Naturally, this century-old machine works best on rural roads and the loose dirt surfaces that were predominant when it was new, slipping and sliding just enough to keep the steering a little lighter and the side loads on the wood-spoke wheels to a minimum. Blain has broken wheel spokes at speed on paved tracks and has lived to tell the tale with eyes wide. He’s added a short concrete oval around his property and encourages me to kick out the rear end for the camera, something the car does maybe a little too easily on its narrow, hard tires. Actually, rear-end wiggles are a good thing; what you don’t want is the tires loading with major g-force and then breaking traction suddenly enough to spin the car—that’s how rollovers start. Blain has fitted seatbelts but prefers to take his chances in the air rather than stay for a ride on a tumbling two-ton log of Progressive Era iron.
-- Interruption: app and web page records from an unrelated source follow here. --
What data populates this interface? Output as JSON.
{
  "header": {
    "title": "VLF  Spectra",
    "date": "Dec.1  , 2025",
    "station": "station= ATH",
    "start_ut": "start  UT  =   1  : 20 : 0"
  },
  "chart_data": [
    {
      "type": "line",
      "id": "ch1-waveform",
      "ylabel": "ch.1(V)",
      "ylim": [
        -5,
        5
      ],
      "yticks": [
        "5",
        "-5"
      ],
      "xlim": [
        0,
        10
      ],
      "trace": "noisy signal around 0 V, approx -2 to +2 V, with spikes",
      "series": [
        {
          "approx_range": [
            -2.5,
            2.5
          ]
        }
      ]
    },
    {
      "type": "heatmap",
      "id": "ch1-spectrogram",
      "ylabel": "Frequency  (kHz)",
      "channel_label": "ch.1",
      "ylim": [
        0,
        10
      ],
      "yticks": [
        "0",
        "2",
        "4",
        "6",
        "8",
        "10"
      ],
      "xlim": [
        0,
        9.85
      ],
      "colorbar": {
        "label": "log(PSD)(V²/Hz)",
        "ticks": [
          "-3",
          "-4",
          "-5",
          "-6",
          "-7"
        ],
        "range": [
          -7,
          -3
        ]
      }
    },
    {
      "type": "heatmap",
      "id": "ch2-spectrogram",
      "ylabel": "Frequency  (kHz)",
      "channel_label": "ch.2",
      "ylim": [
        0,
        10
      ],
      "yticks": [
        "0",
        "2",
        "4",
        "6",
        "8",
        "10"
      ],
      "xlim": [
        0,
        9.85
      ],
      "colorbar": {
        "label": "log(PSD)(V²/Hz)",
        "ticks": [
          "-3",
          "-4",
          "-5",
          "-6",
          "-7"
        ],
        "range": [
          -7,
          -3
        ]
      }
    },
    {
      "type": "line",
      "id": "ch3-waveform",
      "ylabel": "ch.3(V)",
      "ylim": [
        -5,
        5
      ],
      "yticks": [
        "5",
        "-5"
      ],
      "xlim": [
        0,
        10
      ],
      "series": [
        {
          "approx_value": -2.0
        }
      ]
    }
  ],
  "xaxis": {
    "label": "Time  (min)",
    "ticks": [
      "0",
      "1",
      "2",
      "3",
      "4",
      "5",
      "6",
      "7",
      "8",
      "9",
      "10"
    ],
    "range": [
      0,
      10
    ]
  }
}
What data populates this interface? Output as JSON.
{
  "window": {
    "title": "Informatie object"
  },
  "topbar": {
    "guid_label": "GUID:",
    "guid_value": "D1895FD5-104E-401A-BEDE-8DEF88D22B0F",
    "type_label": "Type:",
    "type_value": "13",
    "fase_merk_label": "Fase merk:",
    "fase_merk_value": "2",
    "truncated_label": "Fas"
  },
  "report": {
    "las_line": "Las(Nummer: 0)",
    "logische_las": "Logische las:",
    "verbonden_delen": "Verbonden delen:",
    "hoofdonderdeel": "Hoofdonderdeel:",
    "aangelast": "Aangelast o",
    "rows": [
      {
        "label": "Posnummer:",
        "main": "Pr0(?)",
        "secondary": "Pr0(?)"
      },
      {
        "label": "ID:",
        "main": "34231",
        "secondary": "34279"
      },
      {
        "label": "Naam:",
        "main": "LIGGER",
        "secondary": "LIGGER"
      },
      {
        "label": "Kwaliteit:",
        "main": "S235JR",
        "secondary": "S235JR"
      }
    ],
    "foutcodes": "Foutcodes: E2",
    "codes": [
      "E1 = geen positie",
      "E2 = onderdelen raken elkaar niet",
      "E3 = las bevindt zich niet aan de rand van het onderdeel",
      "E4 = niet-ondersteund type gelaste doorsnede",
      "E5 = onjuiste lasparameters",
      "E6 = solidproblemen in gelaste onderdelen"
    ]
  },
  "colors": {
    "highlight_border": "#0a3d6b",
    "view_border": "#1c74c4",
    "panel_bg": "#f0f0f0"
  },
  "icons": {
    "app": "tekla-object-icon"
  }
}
The Blain Motorsports Foundation took its show on the road in 2018, partnering with the Sportscar Vintage Racing Association to run a series of events as mobile historical demonstrations. Blain even designed and built a faux Model T racer with quick-disconnect couplings that can be stripped down to the frame and reassembled to (just barely) drivable condition in under 10 minutes. It’s a hilarious trackside pantomime of a Keystone Cops racing team, but at the first showing at Sonoma this past May, enough spectators thought the skit was real that they complained to the marshals about letting an unsafe car return to the track (the Model T actually gets parked immediately afterward). Back in the workshop, we are shown a 1912 Packard found in Argentina and thought to be the oldest surviving Packard racer. It has its own Packard-specific bolt sizes and thread pitches since not much was standardized back then. We also see some tulip-shaped engine valves that are the size of martini glasses, and a freshly overhauled 330-cubic-inch T-head four-cylinder out of a 1914 Case, from the familiar Wisconsin tractor company that also built cars until 1927.
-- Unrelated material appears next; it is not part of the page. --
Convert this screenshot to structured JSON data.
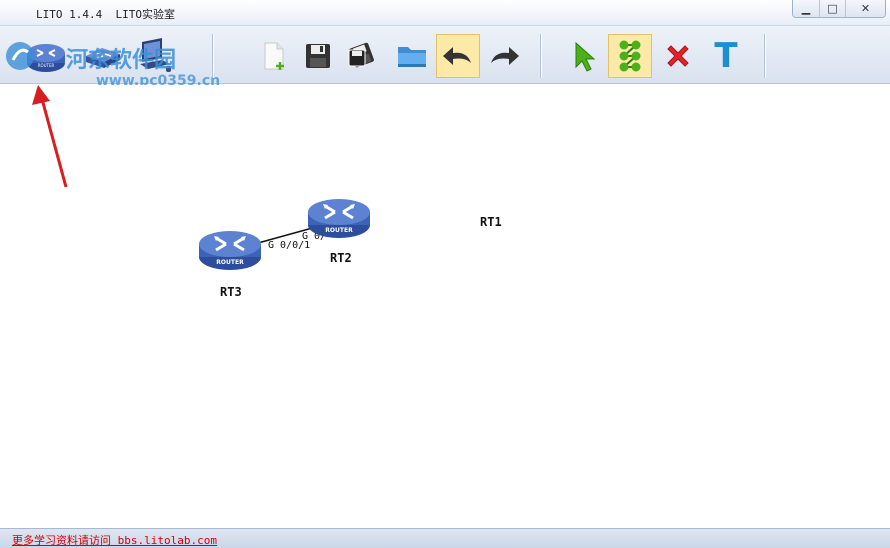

Like a lot of Blain’s rescues, the Case was not much more than a pile of rust when he discovered it serving as a display shelf for potted plants in a nursery. Wartime scrap drives for the First and Second World Wars cleaned the landscape of most of America’s early racing heritage. “It was considered unpatriotic not to scrap a car you weren’t using, and most race cars had no purpose after they were done racing, so they were the first to go,” Blain explains.
The ones he finds were usually repurposed into street cars, hay trucks, or mobile sawmills. Blain looks for clues indicating a past life of glory, such as engines that are mounted farther rearward than normal, steering columns that sit lower, and a lack of mounting holes for road fenders. “We’re a bunch of archaeologists,” says Blain.